ASSIGNED TASK » On how many lines of the records below does the string "chevron" appear? Reply with only the number.
- - - - - - -
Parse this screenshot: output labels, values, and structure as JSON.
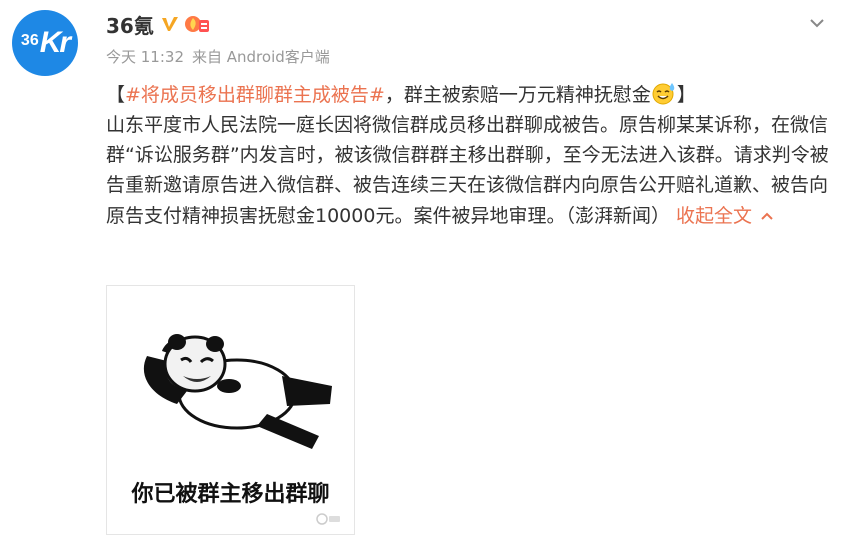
{
  "profile": {
    "avatar_text_left": "36",
    "avatar_text_right": "Kr",
    "name": "36氪"
  },
  "meta": {
    "time": "今天 11:32",
    "source": "来自 Android客户端"
  },
  "post": {
    "open_bracket": "【",
    "hashtag": "#将成员移出群聊群主成被告#",
    "headline": "，群主被索赔一万元精神抚慰金",
    "close_bracket": "】",
    "body": "山东平度市人民法院一庭长因将微信群成员移出群聊成被告。原告柳某某诉称，在微信群“诉讼服务群”内发言时，被该微信群群主移出群聊，至今无法进入该群。请求判令被告重新邀请原告进入微信群、被告连续三天在该微信群内向原告公开赔礼道歉、被告向原告支付精神损害抚慰金10000元。案件被异地审理。（澎湃新闻）",
    "collapse_label": "收起全文"
  },
  "image": {
    "caption": "你已被群主移出群聊"
  },
  "icons": {
    "verified": "verified-v-icon",
    "badge": "fire-badge-icon",
    "emoji": "sweat-smile-emoji-icon",
    "menu": "chevron-down-icon",
    "collapse": "chevron-up-icon"
  },
  "colors": {
    "link": "#eb7350",
    "avatar_bg": "#1e88e5",
    "verified": "#f5a623",
    "text": "#333333",
    "meta": "#999999"
  }
}
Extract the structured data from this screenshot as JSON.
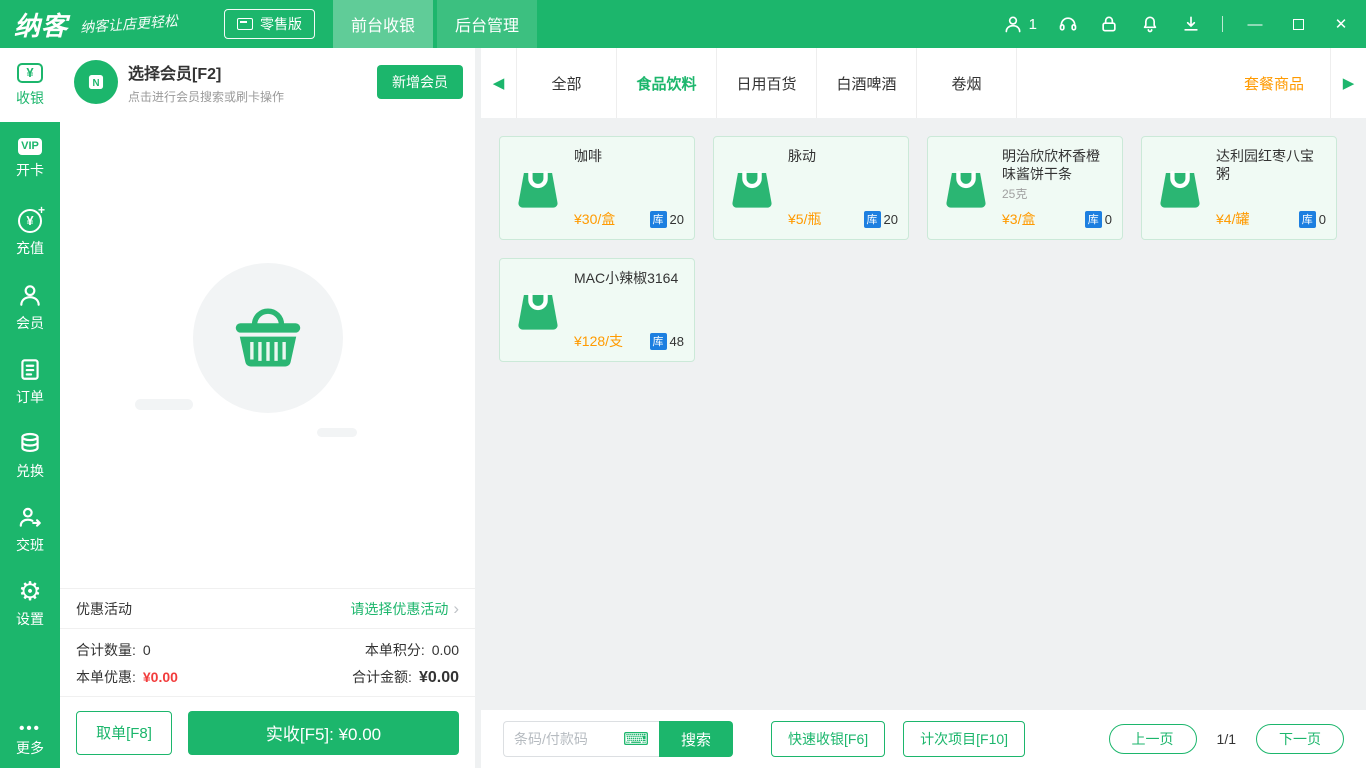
{
  "icons": {
    "yen": "¥",
    "plus": "+",
    "vip": "VIP",
    "gear": "⚙",
    "dots": "•••",
    "left_arrow": "◀",
    "right_arrow": "▶",
    "chevron": "›",
    "keyboard": "⌨",
    "minimize": "—",
    "close": "✕"
  },
  "topbar": {
    "logo": "纳客",
    "slogan": "纳客让店更轻松",
    "edition": "零售版",
    "tabs": [
      {
        "label": "前台收银"
      },
      {
        "label": "后台管理"
      }
    ],
    "user_count": "1"
  },
  "sidebar": {
    "items": [
      {
        "label": "收银"
      },
      {
        "label": "开卡"
      },
      {
        "label": "充值"
      },
      {
        "label": "会员"
      },
      {
        "label": "订单"
      },
      {
        "label": "兑换"
      },
      {
        "label": "交班"
      },
      {
        "label": "设置"
      }
    ],
    "more_label": "更多"
  },
  "member_panel": {
    "title": "选择会员[F2]",
    "subtitle": "点击进行会员搜索或刷卡操作",
    "add_button": "新增会员",
    "promo_label": "优惠活动",
    "promo_action": "请选择优惠活动",
    "totals": {
      "qty_label": "合计数量:",
      "qty_value": "0",
      "points_label": "本单积分:",
      "points_value": "0.00",
      "discount_label": "本单优惠:",
      "discount_value": "¥0.00",
      "amount_label": "合计金额:",
      "amount_value": "¥0.00"
    },
    "hold_button": "取单[F8]",
    "pay_button": "实收[F5]:  ¥0.00"
  },
  "catalog": {
    "categories": [
      {
        "label": "全部"
      },
      {
        "label": "食品饮料"
      },
      {
        "label": "日用百货"
      },
      {
        "label": "白酒啤酒"
      },
      {
        "label": "卷烟"
      }
    ],
    "combo_label": "套餐商品",
    "stock_badge": "库",
    "products": [
      {
        "name": "咖啡",
        "spec": "",
        "price": "¥30/盒",
        "stock": "20"
      },
      {
        "name": "脉动",
        "spec": "",
        "price": "¥5/瓶",
        "stock": "20"
      },
      {
        "name": "明治欣欣杯香橙味酱饼干条",
        "spec": "25克",
        "price": "¥3/盒",
        "stock": "0"
      },
      {
        "name": "达利园红枣八宝粥",
        "spec": "",
        "price": "¥4/罐",
        "stock": "0"
      },
      {
        "name": "MAC小辣椒3164",
        "spec": "",
        "price": "¥128/支",
        "stock": "48"
      }
    ]
  },
  "bottom_bar": {
    "search_placeholder": "条码/付款码",
    "search_button": "搜索",
    "quick_cashier_button": "快速收银[F6]",
    "count_item_button": "计次项目[F10]",
    "prev_button": "上一页",
    "page_indicator": "1/1",
    "next_button": "下一页"
  },
  "colors": {
    "primary_green": "#1CB66C",
    "price_orange": "#FF9A00",
    "stock_blue": "#1D7FE0",
    "discount_red": "#F23C3C"
  }
}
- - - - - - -
SOLUTION TO THIS PROBLEM » 3